911 must be called immediately if after ingesting peanuts a child exhibits any of the following symptoms: wheezing or tightening of the airway, lip swelling, eyelid swelling, or more than just hives on the skin.

Dr. Johns carefully explains that such a dramatic change in medical treatment is often difficult to accept. She states, “I hope that more evolved minds recognize that with advances in scientific technique and methods, we will likely debunk more accepted practices in medicine just like the course was changed on this one.” She reminds us that medicine, as a science, must remain open-minded, question standard practice, think critically, acknowledge shortcomings and imperfections, and be accepting of change. As we learn more about how the human body works, changes in medical approach with change continually to promote smarter approaches to a healthy human being.

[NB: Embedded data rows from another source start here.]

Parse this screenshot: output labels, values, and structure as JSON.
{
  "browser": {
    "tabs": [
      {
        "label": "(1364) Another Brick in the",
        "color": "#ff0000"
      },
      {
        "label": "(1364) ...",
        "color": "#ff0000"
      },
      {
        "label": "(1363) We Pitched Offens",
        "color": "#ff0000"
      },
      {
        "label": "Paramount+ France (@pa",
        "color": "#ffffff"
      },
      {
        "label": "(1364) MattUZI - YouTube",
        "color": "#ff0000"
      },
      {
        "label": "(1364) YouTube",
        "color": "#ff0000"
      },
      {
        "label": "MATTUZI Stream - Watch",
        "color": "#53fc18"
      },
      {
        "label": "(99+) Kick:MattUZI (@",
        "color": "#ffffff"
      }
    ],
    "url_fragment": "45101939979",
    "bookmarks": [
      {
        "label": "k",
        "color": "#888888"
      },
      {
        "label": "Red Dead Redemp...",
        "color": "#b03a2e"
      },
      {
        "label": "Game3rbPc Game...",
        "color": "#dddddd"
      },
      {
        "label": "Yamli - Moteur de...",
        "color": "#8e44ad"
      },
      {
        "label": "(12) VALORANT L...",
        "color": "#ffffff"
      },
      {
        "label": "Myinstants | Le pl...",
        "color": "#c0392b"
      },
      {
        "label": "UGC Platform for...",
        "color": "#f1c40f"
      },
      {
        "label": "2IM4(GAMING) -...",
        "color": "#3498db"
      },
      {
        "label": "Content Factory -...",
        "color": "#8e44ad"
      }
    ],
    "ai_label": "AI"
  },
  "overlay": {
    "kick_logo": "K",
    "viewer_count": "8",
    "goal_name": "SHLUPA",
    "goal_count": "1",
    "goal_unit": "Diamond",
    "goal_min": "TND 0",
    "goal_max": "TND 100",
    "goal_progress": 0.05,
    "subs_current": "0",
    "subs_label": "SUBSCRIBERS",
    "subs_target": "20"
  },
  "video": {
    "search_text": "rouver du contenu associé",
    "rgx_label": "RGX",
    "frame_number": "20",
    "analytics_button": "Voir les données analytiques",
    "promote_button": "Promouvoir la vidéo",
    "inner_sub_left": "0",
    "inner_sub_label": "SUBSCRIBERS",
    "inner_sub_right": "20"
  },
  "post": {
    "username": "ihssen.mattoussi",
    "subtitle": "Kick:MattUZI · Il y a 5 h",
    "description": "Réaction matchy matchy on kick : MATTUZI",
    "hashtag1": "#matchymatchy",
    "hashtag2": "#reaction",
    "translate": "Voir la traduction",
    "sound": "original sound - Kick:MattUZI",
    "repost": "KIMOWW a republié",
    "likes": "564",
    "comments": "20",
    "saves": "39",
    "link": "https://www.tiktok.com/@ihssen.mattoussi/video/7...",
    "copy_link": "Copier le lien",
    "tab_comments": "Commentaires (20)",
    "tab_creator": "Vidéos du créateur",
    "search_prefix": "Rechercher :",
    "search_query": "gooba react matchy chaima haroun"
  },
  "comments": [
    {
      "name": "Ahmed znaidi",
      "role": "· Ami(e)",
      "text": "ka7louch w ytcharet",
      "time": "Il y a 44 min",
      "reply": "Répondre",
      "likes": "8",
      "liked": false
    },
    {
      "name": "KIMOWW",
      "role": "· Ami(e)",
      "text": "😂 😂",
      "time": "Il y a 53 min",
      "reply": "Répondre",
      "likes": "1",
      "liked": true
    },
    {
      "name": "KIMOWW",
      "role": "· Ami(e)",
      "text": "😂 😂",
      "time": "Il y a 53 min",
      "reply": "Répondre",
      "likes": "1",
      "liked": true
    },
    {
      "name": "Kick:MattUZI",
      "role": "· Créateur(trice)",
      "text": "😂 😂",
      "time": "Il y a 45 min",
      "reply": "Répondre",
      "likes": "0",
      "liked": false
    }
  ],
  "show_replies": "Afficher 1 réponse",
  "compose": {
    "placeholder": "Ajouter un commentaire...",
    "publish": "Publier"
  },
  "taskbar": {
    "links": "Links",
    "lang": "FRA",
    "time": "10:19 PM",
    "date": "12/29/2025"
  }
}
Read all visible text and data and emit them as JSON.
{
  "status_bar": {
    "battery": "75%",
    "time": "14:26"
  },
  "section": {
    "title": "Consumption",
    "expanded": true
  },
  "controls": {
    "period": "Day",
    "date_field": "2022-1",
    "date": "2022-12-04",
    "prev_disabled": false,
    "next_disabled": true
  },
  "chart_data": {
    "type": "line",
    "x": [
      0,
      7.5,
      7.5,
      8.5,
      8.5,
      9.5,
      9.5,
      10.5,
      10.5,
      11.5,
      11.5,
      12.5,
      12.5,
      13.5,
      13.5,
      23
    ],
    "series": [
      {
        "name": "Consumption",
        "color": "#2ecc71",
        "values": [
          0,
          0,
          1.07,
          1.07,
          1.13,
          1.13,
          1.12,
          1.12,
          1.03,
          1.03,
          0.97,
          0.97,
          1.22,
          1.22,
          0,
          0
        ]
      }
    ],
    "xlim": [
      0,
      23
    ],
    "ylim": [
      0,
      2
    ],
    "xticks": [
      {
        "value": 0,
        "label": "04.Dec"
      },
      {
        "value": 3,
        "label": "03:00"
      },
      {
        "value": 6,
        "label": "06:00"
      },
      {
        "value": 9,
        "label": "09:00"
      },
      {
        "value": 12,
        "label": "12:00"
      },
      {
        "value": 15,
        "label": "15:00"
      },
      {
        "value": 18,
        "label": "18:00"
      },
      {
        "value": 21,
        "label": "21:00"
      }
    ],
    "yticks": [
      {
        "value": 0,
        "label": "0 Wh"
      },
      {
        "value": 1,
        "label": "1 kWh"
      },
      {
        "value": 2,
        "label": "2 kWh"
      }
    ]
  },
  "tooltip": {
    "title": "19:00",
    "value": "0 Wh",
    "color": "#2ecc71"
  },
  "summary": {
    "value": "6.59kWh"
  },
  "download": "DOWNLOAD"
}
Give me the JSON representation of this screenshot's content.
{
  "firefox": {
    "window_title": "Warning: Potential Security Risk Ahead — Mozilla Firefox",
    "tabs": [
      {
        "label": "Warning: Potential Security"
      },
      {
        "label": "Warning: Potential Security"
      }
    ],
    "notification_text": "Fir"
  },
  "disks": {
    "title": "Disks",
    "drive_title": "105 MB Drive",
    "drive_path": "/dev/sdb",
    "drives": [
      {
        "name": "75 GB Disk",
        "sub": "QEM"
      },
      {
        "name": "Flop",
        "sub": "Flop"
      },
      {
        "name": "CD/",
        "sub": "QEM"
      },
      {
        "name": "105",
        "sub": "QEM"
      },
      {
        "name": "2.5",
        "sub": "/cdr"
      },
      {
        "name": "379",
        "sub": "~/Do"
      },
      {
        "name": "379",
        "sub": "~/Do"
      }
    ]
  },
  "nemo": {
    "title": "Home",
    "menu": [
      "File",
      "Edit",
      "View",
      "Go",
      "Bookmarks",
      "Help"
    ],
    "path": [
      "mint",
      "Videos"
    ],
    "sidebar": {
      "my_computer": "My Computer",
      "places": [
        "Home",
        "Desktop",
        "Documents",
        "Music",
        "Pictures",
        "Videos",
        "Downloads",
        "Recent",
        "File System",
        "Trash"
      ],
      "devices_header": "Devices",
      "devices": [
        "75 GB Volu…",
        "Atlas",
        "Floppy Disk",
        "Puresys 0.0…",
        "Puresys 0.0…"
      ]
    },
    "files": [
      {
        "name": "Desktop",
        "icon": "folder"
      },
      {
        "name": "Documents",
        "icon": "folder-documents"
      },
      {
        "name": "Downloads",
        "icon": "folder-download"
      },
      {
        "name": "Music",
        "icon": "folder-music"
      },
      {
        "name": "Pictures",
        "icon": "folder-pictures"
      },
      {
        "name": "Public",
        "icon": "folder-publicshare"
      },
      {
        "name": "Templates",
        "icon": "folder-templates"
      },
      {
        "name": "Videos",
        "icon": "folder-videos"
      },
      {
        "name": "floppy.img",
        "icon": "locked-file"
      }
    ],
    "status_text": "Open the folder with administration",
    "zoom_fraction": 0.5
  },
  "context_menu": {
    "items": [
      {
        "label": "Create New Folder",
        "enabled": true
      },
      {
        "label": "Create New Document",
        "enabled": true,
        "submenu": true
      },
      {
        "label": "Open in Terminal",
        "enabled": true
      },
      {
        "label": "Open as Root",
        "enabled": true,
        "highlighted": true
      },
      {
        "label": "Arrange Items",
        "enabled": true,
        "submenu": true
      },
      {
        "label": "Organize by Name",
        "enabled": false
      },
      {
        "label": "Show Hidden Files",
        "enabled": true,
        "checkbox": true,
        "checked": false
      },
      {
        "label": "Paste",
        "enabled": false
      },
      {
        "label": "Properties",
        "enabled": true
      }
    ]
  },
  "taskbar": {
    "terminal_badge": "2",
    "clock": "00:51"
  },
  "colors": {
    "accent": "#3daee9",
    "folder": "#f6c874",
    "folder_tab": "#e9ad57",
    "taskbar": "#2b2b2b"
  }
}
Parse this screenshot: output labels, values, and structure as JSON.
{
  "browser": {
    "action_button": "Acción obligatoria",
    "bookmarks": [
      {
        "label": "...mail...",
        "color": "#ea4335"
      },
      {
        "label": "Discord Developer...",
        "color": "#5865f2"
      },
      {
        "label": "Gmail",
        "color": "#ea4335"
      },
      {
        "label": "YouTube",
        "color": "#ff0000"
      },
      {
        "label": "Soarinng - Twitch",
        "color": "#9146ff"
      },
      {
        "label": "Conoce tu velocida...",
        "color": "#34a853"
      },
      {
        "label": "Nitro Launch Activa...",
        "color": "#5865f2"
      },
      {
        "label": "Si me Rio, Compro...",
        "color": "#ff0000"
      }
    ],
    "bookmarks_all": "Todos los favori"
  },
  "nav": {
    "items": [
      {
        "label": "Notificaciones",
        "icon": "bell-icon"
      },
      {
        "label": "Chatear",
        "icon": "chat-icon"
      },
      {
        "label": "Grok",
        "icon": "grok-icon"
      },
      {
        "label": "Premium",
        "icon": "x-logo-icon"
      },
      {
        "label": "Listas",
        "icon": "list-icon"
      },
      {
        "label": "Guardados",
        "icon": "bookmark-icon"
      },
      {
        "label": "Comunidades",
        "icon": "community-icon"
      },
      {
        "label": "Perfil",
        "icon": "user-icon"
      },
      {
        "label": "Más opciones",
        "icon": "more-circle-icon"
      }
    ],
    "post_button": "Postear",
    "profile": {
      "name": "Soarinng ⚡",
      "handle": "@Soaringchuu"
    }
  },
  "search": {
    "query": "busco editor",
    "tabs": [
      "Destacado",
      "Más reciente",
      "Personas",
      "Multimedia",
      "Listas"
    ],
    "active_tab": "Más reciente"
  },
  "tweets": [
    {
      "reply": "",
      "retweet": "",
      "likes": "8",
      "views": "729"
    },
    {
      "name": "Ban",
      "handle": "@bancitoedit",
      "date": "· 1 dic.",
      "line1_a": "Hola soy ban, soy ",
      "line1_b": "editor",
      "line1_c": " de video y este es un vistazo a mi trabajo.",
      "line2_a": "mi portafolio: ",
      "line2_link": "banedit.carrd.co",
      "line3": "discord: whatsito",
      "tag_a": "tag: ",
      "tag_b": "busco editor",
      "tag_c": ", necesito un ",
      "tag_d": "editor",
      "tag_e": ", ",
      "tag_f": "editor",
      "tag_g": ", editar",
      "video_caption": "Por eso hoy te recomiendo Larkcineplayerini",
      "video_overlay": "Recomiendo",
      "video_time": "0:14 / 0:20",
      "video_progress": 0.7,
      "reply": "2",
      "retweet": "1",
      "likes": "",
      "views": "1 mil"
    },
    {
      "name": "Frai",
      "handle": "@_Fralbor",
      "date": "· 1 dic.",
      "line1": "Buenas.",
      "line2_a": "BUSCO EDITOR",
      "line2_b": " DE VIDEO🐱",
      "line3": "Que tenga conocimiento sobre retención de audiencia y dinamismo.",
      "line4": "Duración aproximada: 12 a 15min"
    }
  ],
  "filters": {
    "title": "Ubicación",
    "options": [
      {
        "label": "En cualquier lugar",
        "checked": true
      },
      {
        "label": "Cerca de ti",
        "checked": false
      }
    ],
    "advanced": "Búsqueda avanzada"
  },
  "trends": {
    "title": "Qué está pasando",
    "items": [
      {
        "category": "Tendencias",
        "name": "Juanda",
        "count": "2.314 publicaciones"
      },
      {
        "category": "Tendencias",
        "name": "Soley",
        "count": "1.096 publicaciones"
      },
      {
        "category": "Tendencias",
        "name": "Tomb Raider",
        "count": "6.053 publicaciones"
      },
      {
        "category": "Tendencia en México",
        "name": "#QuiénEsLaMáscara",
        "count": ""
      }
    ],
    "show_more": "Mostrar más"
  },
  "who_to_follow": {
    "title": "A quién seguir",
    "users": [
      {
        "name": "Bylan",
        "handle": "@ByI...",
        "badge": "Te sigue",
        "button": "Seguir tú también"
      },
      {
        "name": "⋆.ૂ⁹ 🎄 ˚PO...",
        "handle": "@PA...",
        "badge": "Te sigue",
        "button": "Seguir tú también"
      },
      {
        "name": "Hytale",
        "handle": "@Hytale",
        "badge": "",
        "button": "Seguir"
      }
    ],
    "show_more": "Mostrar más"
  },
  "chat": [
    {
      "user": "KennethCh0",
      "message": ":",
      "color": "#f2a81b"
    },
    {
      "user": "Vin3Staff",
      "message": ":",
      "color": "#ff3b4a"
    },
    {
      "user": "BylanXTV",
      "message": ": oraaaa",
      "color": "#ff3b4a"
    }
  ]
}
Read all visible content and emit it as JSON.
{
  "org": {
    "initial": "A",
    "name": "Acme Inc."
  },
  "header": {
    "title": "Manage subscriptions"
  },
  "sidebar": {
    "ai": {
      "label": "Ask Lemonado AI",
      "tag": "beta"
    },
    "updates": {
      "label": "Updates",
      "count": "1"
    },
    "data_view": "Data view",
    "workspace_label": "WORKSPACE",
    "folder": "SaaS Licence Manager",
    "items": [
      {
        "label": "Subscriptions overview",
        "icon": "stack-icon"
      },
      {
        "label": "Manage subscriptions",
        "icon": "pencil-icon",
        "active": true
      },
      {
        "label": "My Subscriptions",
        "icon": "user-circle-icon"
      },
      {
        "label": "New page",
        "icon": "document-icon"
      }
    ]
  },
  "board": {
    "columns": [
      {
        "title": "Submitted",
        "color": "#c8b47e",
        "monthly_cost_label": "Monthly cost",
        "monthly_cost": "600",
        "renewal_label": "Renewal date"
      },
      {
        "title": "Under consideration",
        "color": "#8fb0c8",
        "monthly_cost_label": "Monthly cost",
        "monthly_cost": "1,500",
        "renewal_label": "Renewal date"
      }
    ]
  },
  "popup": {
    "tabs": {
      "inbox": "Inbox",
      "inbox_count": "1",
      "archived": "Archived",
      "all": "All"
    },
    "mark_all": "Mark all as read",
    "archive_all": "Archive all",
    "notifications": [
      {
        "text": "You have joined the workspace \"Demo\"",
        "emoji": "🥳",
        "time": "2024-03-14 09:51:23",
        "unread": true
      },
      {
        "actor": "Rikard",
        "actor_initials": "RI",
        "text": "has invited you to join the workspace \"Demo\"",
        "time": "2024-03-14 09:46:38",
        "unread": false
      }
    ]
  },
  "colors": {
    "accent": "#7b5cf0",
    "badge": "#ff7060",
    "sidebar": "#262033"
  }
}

Dr. Christina Johns, a pediatrician and pediatric emergency physician, is the Senior Medical Advisor of PM Pediatrics. The closest PM Pediatrics to the Central Jersey area is located at 2421 US. Rt. 1, North Brunswick, NJ 08902, phone number 732-856-5914. There are several other sites in the region.